● **What you need to do**
Take every line from the data that has the word "Size" in it.

● **Excerpts from an interface dataset**
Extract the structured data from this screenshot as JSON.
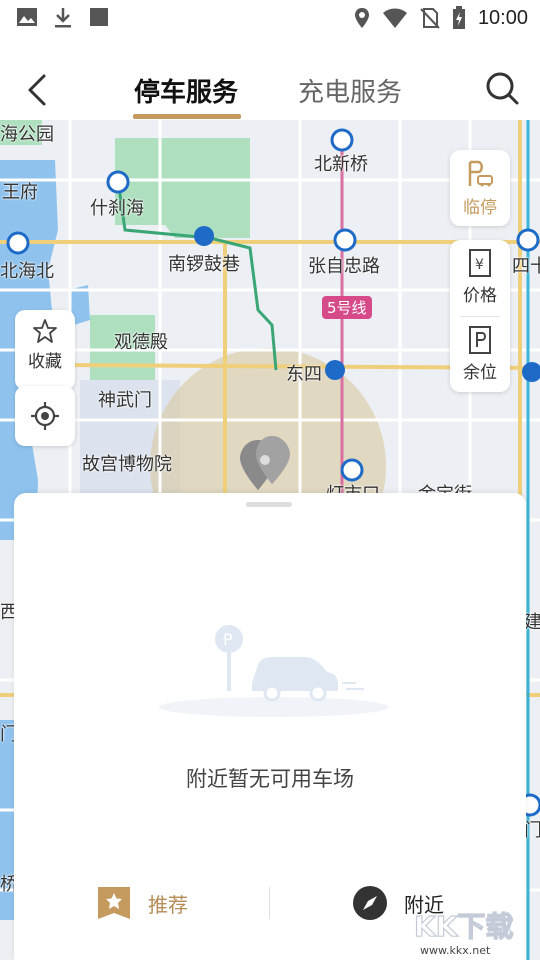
{
  "status_bar": {
    "time": "10:00",
    "left_icons": [
      "image-icon",
      "download-icon",
      "square-icon"
    ],
    "right_icons": [
      "location-icon",
      "wifi-icon",
      "no-sim-icon",
      "battery-charging-icon"
    ]
  },
  "header": {
    "tabs": [
      {
        "label": "停车服务",
        "active": true
      },
      {
        "label": "充电服务",
        "active": false
      }
    ],
    "accent_color": "#c59a5e"
  },
  "map": {
    "place_labels": [
      "海公园",
      "王府",
      "什刹海",
      "北新桥",
      "北海北",
      "南锣鼓巷",
      "张自忠路",
      "四十",
      "观德殿",
      "东四",
      "神武门",
      "故宫博物院",
      "灯市口",
      "金宝街",
      "西",
      "门",
      "建",
      "门",
      "桥"
    ],
    "metro_line_badge": "5号线",
    "side_buttons": {
      "temp_parking": "临停",
      "price": "价格",
      "vacancy": "余位",
      "favorite": "收藏"
    }
  },
  "sheet": {
    "empty_text": "附近暂无可用车场",
    "illustration_badge": "P",
    "footer_tabs": {
      "recommend": "推荐",
      "nearby": "附近"
    }
  },
  "watermark": {
    "text": "KK下载",
    "url": "www.kkx.net"
  }
}
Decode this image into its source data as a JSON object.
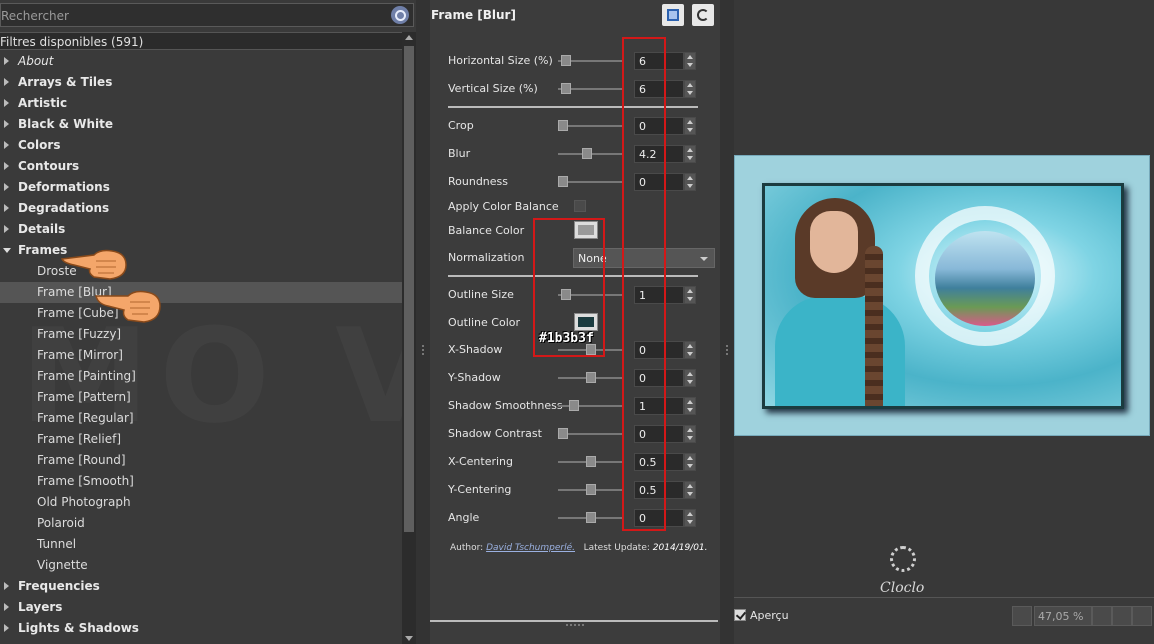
{
  "search": {
    "placeholder": "Rechercher",
    "icon": "search-icon"
  },
  "filters_header": "Filtres disponibles (591)",
  "tree": [
    {
      "label": "About",
      "type": "italic"
    },
    {
      "label": "Arrays & Tiles",
      "type": "category"
    },
    {
      "label": "Artistic",
      "type": "category"
    },
    {
      "label": "Black & White",
      "type": "category"
    },
    {
      "label": "Colors",
      "type": "category"
    },
    {
      "label": "Contours",
      "type": "category"
    },
    {
      "label": "Deformations",
      "type": "category"
    },
    {
      "label": "Degradations",
      "type": "category"
    },
    {
      "label": "Details",
      "type": "category"
    },
    {
      "label": "Frames",
      "type": "open"
    },
    {
      "label": "Droste",
      "type": "child"
    },
    {
      "label": "Frame [Blur]",
      "type": "child-selected"
    },
    {
      "label": "Frame [Cube]",
      "type": "child"
    },
    {
      "label": "Frame [Fuzzy]",
      "type": "child"
    },
    {
      "label": "Frame [Mirror]",
      "type": "child"
    },
    {
      "label": "Frame [Painting]",
      "type": "child"
    },
    {
      "label": "Frame [Pattern]",
      "type": "child"
    },
    {
      "label": "Frame [Regular]",
      "type": "child"
    },
    {
      "label": "Frame [Relief]",
      "type": "child"
    },
    {
      "label": "Frame [Round]",
      "type": "child"
    },
    {
      "label": "Frame [Smooth]",
      "type": "child"
    },
    {
      "label": "Old Photograph",
      "type": "child"
    },
    {
      "label": "Polaroid",
      "type": "child"
    },
    {
      "label": "Tunnel",
      "type": "child"
    },
    {
      "label": "Vignette",
      "type": "child"
    },
    {
      "label": "Frequencies",
      "type": "category"
    },
    {
      "label": "Layers",
      "type": "category"
    },
    {
      "label": "Lights & Shadows",
      "type": "category"
    }
  ],
  "filter_panel": {
    "title": "Frame [Blur]",
    "params": [
      {
        "label": "Horizontal Size (%)",
        "kind": "slider",
        "value": "6",
        "fraction": 0.06
      },
      {
        "label": "Vertical Size (%)",
        "kind": "slider",
        "value": "6",
        "fraction": 0.06
      },
      {
        "kind": "separator"
      },
      {
        "label": "Crop",
        "kind": "slider",
        "value": "0",
        "fraction": 0.0
      },
      {
        "label": "Blur",
        "kind": "slider",
        "value": "4.2",
        "fraction": 0.42
      },
      {
        "label": "Roundness",
        "kind": "slider",
        "value": "0",
        "fraction": 0.0
      },
      {
        "label": "Apply Color Balance",
        "kind": "checkbox"
      },
      {
        "label": "Balance Color",
        "kind": "color",
        "color": "#9a9a9a"
      },
      {
        "label": "Normalization",
        "kind": "select",
        "value": "None"
      },
      {
        "kind": "separator"
      },
      {
        "label": "Outline Size",
        "kind": "slider",
        "value": "1",
        "fraction": 0.05
      },
      {
        "label": "Outline Color",
        "kind": "color",
        "color": "#1b3b3f"
      },
      {
        "label": "X-Shadow",
        "kind": "slider",
        "value": "0",
        "fraction": 0.5
      },
      {
        "label": "Y-Shadow",
        "kind": "slider",
        "value": "0",
        "fraction": 0.5
      },
      {
        "label": "Shadow Smoothness",
        "kind": "slider",
        "value": "1",
        "fraction": 0.2
      },
      {
        "label": "Shadow Contrast",
        "kind": "slider",
        "value": "0",
        "fraction": 0.0
      },
      {
        "label": "X-Centering",
        "kind": "slider",
        "value": "0.5",
        "fraction": 0.5
      },
      {
        "label": "Y-Centering",
        "kind": "slider",
        "value": "0.5",
        "fraction": 0.5
      },
      {
        "label": "Angle",
        "kind": "slider",
        "value": "0",
        "fraction": 0.5
      }
    ],
    "hex_annotation": "#1b3b3f",
    "author_label": "Author:",
    "author_name": "David Tschumperlé.",
    "update_label": "Latest Update:",
    "update_date": "2014/19/01."
  },
  "preview": {
    "apercu_label": "Aperçu",
    "zoom": "47,05 %",
    "logo_text": "Cloclo"
  },
  "colors": {
    "annotation_red": "#d31818",
    "selection": "#555555"
  }
}
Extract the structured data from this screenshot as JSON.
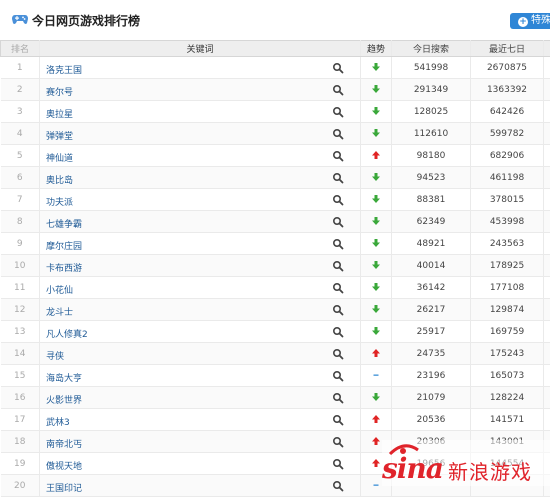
{
  "header": {
    "title": "今日网页游戏排行榜",
    "more_label": "特殊"
  },
  "columns": {
    "rank": "排名",
    "keyword": "关键词",
    "trend": "趋势",
    "today": "今日搜索",
    "week": "最近七日"
  },
  "rows": [
    {
      "rank": "1",
      "keyword": "洛克王国",
      "trend": "down",
      "today": "541998",
      "week": "2670875"
    },
    {
      "rank": "2",
      "keyword": "赛尔号",
      "trend": "down",
      "today": "291349",
      "week": "1363392"
    },
    {
      "rank": "3",
      "keyword": "奥拉星",
      "trend": "down",
      "today": "128025",
      "week": "642426"
    },
    {
      "rank": "4",
      "keyword": "弹弹堂",
      "trend": "down",
      "today": "112610",
      "week": "599782"
    },
    {
      "rank": "5",
      "keyword": "神仙道",
      "trend": "up",
      "today": "98180",
      "week": "682906"
    },
    {
      "rank": "6",
      "keyword": "奥比岛",
      "trend": "down",
      "today": "94523",
      "week": "461198"
    },
    {
      "rank": "7",
      "keyword": "功夫派",
      "trend": "down",
      "today": "88381",
      "week": "378015"
    },
    {
      "rank": "8",
      "keyword": "七雄争霸",
      "trend": "down",
      "today": "62349",
      "week": "453998"
    },
    {
      "rank": "9",
      "keyword": "摩尔庄园",
      "trend": "down",
      "today": "48921",
      "week": "243563"
    },
    {
      "rank": "10",
      "keyword": "卡布西游",
      "trend": "down",
      "today": "40014",
      "week": "178925"
    },
    {
      "rank": "11",
      "keyword": "小花仙",
      "trend": "down",
      "today": "36142",
      "week": "177108"
    },
    {
      "rank": "12",
      "keyword": "龙斗士",
      "trend": "down",
      "today": "26217",
      "week": "129874"
    },
    {
      "rank": "13",
      "keyword": "凡人修真2",
      "trend": "down",
      "today": "25917",
      "week": "169759"
    },
    {
      "rank": "14",
      "keyword": "寻侠",
      "trend": "up",
      "today": "24735",
      "week": "175243"
    },
    {
      "rank": "15",
      "keyword": "海岛大亨",
      "trend": "flat",
      "today": "23196",
      "week": "165073"
    },
    {
      "rank": "16",
      "keyword": "火影世界",
      "trend": "down",
      "today": "21079",
      "week": "128224"
    },
    {
      "rank": "17",
      "keyword": "武林3",
      "trend": "up",
      "today": "20536",
      "week": "141571"
    },
    {
      "rank": "18",
      "keyword": "南帝北丐",
      "trend": "up",
      "today": "20306",
      "week": "143001"
    },
    {
      "rank": "19",
      "keyword": "傲视天地",
      "trend": "up",
      "today": "19656",
      "week": "144554"
    },
    {
      "rank": "20",
      "keyword": "王国印记",
      "trend": "flat",
      "today": "",
      "week": ""
    }
  ],
  "watermark": {
    "brand": "sina",
    "name": "新浪游戏"
  },
  "colors": {
    "up": "#e02424",
    "down": "#3aa83a",
    "flat": "#3a8fd6",
    "link": "#1f5a96",
    "accent": "#2f86d6"
  },
  "icons": {
    "header": "gamepad-icon",
    "more": "plus-icon",
    "row_action": "search-icon",
    "trend_up": "arrow-up-icon",
    "trend_down": "arrow-down-icon",
    "trend_flat": "dash-icon"
  }
}
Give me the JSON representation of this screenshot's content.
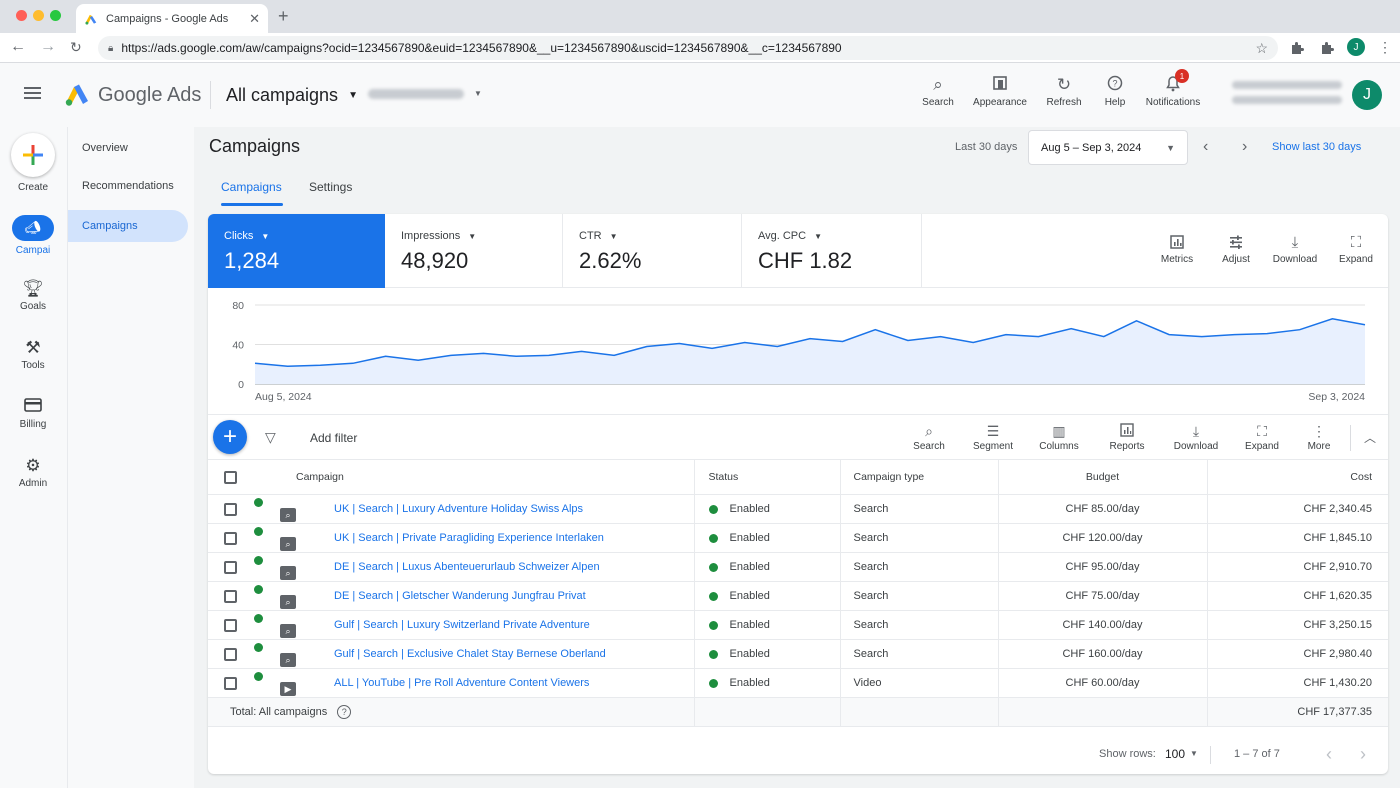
{
  "browser": {
    "tab_title": "Campaigns - Google Ads",
    "tab_close": "✕",
    "new_tab": "+",
    "url": "https://ads.google.com/aw/campaigns?ocid=1234567890&euid=1234567890&__u=1234567890&uscid=1234567890&__c=1234567890",
    "profile_initial": "J"
  },
  "header": {
    "product_name": "Google Ads",
    "view_title": "All campaigns",
    "actions": [
      {
        "label": "Search",
        "icon": "search-icon"
      },
      {
        "label": "Appearance",
        "icon": "appearance-icon"
      },
      {
        "label": "Refresh",
        "icon": "refresh-icon"
      },
      {
        "label": "Help",
        "icon": "help-icon"
      },
      {
        "label": "Notifications",
        "icon": "bell-icon"
      }
    ],
    "notification_count": "1",
    "avatar_initial": "J"
  },
  "rail": {
    "create_label": "Create",
    "items": [
      {
        "label": "Campai",
        "icon": "campaigns-icon"
      },
      {
        "label": "Goals",
        "icon": "goals-icon"
      },
      {
        "label": "Tools",
        "icon": "tools-icon"
      },
      {
        "label": "Billing",
        "icon": "billing-icon"
      },
      {
        "label": "Admin",
        "icon": "admin-icon"
      }
    ]
  },
  "subnav": {
    "items": [
      {
        "label": "Overview"
      },
      {
        "label": "Recommendations"
      },
      {
        "label": "Campaigns"
      }
    ]
  },
  "page": {
    "title": "Campaigns",
    "date_label": "Last 30 days",
    "date_range": "Aug 5 – Sep 3, 2024",
    "show_last": "Show last 30 days",
    "tabs": [
      {
        "label": "Campaigns"
      },
      {
        "label": "Settings"
      }
    ]
  },
  "metrics": [
    {
      "label": "Clicks",
      "value": "1,284"
    },
    {
      "label": "Impressions",
      "value": "48,920"
    },
    {
      "label": "CTR",
      "value": "2.62%"
    },
    {
      "label": "Avg. CPC",
      "value": "CHF 1.82"
    }
  ],
  "card_actions": [
    {
      "label": "Metrics",
      "icon": "metrics-icon"
    },
    {
      "label": "Adjust",
      "icon": "adjust-icon"
    },
    {
      "label": "Download",
      "icon": "download-icon"
    },
    {
      "label": "Expand",
      "icon": "expand-icon"
    }
  ],
  "chart_data": {
    "type": "area",
    "x_start_label": "Aug 5, 2024",
    "x_end_label": "Sep 3, 2024",
    "ylim": [
      0,
      80
    ],
    "yticks": [
      "80",
      "40",
      "0"
    ],
    "values": [
      21,
      18,
      19,
      21,
      28,
      24,
      29,
      31,
      28,
      29,
      33,
      29,
      38,
      41,
      36,
      42,
      38,
      46,
      43,
      55,
      44,
      48,
      42,
      50,
      48,
      56,
      48,
      64,
      50,
      48,
      50,
      51,
      55,
      66,
      60
    ],
    "series_color": "#1a73e8",
    "grid": true
  },
  "table_toolbar": {
    "add_filter": "Add filter",
    "actions": [
      {
        "label": "Search",
        "icon": "search-icon"
      },
      {
        "label": "Segment",
        "icon": "segment-icon"
      },
      {
        "label": "Columns",
        "icon": "columns-icon"
      },
      {
        "label": "Reports",
        "icon": "reports-icon"
      },
      {
        "label": "Download",
        "icon": "download-icon"
      },
      {
        "label": "Expand",
        "icon": "expand-icon"
      },
      {
        "label": "More",
        "icon": "more-icon"
      }
    ]
  },
  "table": {
    "columns": [
      "Campaign",
      "Status",
      "Campaign type",
      "Budget",
      "Cost"
    ],
    "rows": [
      {
        "campaign": "UK | Search | Luxury Adventure Holiday Swiss Alps",
        "status": "Enabled",
        "type": "Search",
        "budget": "CHF 85.00/day",
        "cost": "CHF 2,340.45"
      },
      {
        "campaign": "UK | Search | Private Paragliding Experience Interlaken",
        "status": "Enabled",
        "type": "Search",
        "budget": "CHF 120.00/day",
        "cost": "CHF 1,845.10"
      },
      {
        "campaign": "DE | Search | Luxus Abenteuerurlaub Schweizer Alpen",
        "status": "Enabled",
        "type": "Search",
        "budget": "CHF 95.00/day",
        "cost": "CHF 2,910.70"
      },
      {
        "campaign": "DE | Search | Gletscher Wanderung Jungfrau Privat",
        "status": "Enabled",
        "type": "Search",
        "budget": "CHF 75.00/day",
        "cost": "CHF 1,620.35"
      },
      {
        "campaign": "Gulf | Search | Luxury Switzerland Private Adventure",
        "status": "Enabled",
        "type": "Search",
        "budget": "CHF 140.00/day",
        "cost": "CHF 3,250.15"
      },
      {
        "campaign": "Gulf | Search | Exclusive Chalet Stay Bernese Oberland",
        "status": "Enabled",
        "type": "Search",
        "budget": "CHF 160.00/day",
        "cost": "CHF 2,980.40"
      },
      {
        "campaign": "ALL | YouTube | Pre Roll Adventure Content Viewers",
        "status": "Enabled",
        "type": "Video",
        "budget": "CHF 60.00/day",
        "cost": "CHF 1,430.20"
      }
    ],
    "total_label": "Total: All campaigns",
    "total_cost": "CHF 17,377.35"
  },
  "pager": {
    "show_rows_label": "Show rows:",
    "rows_value": "100",
    "range": "1 – 7 of 7"
  },
  "colors": {
    "accent": "#1a73e8",
    "enabled": "#1e8e3e",
    "badge": "#d93025"
  }
}
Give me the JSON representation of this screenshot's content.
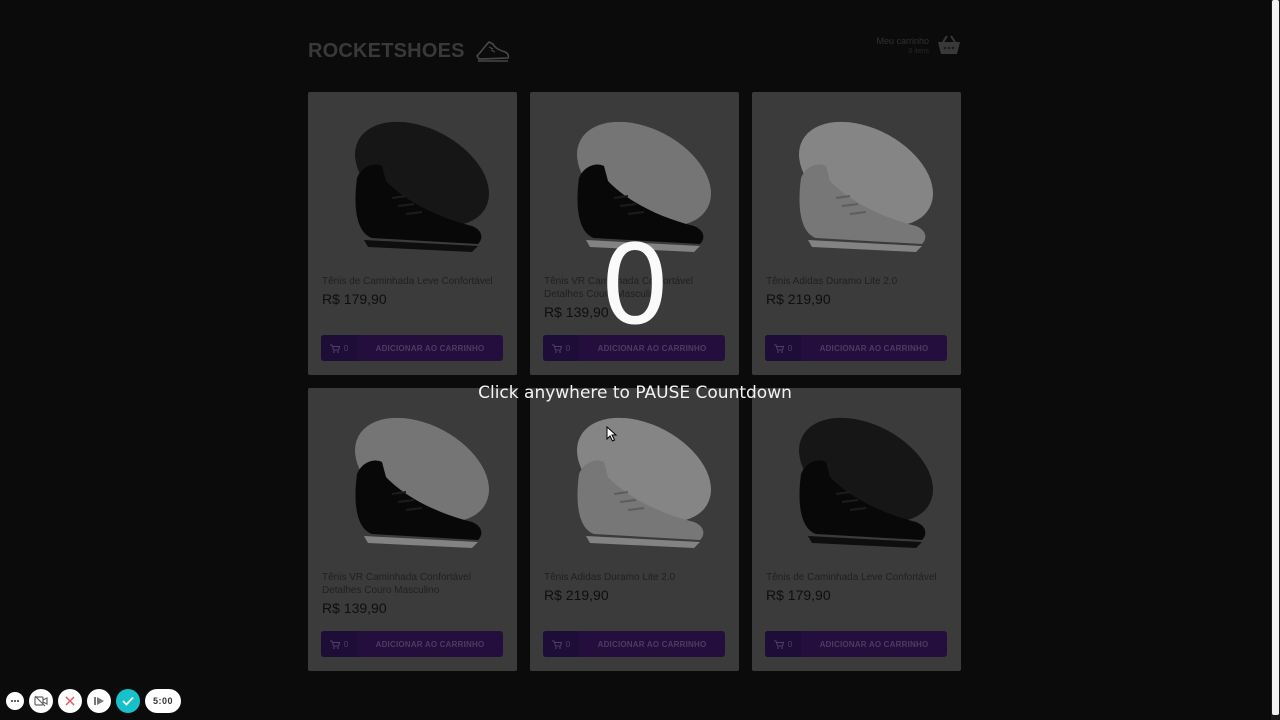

● **Solution**
        "label": "Horizontal Size (%)",
        "label": "Vertical Size (%)",
        "label": "Outline Size",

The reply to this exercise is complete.